Work to be completed: Below are the records. List every line holding the word "JSON".

Input data:
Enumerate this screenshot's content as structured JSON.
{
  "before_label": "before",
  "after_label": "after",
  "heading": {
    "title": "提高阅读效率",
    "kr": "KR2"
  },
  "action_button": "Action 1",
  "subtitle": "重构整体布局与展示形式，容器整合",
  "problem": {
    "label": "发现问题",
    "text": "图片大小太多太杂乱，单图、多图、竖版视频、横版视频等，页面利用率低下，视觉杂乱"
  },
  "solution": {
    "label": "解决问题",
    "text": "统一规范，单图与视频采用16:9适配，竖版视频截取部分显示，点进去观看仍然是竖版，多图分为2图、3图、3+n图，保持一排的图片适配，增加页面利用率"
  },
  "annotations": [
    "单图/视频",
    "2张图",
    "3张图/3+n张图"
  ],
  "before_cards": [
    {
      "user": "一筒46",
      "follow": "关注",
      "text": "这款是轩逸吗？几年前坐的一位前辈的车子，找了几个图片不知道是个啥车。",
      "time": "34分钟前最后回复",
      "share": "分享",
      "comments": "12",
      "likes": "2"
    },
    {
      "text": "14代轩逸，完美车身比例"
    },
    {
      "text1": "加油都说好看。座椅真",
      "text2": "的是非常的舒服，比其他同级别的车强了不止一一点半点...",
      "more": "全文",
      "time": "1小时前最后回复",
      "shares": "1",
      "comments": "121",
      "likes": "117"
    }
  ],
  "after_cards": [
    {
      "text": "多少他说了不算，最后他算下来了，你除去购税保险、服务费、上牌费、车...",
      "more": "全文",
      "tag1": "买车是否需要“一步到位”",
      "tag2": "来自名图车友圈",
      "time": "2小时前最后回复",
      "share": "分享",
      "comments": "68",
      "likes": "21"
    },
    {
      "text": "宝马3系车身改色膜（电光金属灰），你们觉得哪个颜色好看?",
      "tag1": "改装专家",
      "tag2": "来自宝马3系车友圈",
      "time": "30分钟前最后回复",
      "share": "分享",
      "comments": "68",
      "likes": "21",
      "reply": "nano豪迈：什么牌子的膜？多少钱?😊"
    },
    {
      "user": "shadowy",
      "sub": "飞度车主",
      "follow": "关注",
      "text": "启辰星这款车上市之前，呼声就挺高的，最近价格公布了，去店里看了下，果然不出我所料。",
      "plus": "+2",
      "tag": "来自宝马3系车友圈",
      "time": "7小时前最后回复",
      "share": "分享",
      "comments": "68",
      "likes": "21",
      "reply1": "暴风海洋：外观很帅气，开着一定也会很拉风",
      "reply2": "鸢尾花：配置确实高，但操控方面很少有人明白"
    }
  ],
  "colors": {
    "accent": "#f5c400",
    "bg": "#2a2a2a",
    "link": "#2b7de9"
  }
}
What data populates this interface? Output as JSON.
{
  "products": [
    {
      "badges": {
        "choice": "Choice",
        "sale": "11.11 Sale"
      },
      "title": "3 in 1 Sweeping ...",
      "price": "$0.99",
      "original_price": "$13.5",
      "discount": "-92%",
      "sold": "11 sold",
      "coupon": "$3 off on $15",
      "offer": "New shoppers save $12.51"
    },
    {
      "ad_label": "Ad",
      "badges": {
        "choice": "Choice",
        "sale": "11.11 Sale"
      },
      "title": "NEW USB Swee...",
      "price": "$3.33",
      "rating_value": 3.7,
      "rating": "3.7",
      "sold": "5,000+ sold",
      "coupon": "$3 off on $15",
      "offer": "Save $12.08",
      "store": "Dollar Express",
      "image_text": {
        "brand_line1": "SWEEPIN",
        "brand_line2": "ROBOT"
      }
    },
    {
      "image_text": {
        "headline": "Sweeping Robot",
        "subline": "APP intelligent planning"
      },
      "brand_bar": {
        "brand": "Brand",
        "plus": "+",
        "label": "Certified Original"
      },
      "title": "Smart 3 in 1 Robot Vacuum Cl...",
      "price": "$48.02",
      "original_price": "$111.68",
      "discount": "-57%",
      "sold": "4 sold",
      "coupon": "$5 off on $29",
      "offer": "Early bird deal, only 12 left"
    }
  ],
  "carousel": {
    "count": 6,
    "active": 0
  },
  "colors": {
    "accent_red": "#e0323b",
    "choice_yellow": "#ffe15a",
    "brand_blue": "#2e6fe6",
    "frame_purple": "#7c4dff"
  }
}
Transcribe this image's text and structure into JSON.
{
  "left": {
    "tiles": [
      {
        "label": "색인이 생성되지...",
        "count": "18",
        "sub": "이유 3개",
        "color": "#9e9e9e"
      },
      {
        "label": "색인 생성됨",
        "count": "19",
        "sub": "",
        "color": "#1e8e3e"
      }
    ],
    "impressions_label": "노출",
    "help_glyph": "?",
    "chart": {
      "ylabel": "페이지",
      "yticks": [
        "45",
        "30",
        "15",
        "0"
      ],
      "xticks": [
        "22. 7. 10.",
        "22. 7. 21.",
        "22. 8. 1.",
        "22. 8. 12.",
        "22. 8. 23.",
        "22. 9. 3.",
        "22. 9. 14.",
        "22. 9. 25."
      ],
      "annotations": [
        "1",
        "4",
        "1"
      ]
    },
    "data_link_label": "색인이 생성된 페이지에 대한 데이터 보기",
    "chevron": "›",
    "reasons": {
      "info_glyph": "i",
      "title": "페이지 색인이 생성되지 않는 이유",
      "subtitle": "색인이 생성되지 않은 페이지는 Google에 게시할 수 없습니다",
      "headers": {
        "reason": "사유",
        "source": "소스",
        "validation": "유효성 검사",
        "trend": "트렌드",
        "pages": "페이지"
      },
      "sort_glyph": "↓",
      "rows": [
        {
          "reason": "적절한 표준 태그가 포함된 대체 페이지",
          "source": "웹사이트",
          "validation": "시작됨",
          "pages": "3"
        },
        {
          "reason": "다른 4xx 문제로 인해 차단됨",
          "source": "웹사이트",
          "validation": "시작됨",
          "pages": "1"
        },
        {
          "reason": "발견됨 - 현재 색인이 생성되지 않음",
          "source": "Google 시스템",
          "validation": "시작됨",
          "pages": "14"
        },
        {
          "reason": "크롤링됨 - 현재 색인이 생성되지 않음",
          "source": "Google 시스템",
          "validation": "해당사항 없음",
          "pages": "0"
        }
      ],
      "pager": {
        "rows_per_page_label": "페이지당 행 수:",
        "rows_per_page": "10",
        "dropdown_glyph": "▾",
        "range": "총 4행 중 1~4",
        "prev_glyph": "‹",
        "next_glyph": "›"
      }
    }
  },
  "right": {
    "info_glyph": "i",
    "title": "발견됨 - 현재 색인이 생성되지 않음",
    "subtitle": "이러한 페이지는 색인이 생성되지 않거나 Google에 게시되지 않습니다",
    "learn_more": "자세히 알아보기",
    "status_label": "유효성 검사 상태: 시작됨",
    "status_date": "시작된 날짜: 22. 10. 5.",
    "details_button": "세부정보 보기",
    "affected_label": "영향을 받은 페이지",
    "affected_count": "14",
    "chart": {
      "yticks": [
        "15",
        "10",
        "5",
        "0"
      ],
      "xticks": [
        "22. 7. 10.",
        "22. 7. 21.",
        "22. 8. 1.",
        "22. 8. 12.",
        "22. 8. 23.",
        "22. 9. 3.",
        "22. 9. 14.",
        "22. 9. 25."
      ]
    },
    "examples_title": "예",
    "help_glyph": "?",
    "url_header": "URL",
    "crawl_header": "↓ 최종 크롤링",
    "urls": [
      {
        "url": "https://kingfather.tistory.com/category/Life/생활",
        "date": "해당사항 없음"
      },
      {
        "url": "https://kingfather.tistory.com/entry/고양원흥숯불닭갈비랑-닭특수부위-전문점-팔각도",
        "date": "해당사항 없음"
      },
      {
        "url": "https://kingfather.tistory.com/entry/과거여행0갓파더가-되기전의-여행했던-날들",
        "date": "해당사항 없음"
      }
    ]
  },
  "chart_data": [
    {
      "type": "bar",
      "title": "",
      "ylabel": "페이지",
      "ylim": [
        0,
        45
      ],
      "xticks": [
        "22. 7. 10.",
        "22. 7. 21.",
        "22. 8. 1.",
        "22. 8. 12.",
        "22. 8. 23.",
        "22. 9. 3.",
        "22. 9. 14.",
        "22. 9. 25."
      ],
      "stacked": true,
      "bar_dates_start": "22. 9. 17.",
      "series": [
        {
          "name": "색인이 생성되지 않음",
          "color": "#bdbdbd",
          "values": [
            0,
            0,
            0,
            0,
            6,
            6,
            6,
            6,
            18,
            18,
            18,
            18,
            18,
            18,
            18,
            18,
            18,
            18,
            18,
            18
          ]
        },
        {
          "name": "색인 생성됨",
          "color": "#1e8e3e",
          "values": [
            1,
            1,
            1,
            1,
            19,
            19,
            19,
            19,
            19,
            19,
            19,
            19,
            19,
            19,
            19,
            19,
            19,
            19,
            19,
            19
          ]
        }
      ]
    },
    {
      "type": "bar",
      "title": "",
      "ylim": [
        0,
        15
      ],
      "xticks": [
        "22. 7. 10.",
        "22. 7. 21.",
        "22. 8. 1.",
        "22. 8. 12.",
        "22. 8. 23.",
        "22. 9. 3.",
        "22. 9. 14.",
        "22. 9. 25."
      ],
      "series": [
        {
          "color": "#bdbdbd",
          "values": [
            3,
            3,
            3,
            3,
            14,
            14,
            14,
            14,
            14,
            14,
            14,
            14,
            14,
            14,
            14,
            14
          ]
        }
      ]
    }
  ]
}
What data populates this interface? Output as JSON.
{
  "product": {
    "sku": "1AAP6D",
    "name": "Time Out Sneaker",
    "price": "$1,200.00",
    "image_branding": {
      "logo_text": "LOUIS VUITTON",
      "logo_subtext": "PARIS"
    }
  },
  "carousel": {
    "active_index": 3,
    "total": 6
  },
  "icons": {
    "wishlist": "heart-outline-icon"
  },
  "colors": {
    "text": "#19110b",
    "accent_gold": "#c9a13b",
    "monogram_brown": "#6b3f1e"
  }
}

Task result:
Enumerate this screenshot's content as structured JSON.
What data populates this interface? Output as JSON.
Transcribe this image's text and structure into JSON.
What data populates this interface? Output as JSON.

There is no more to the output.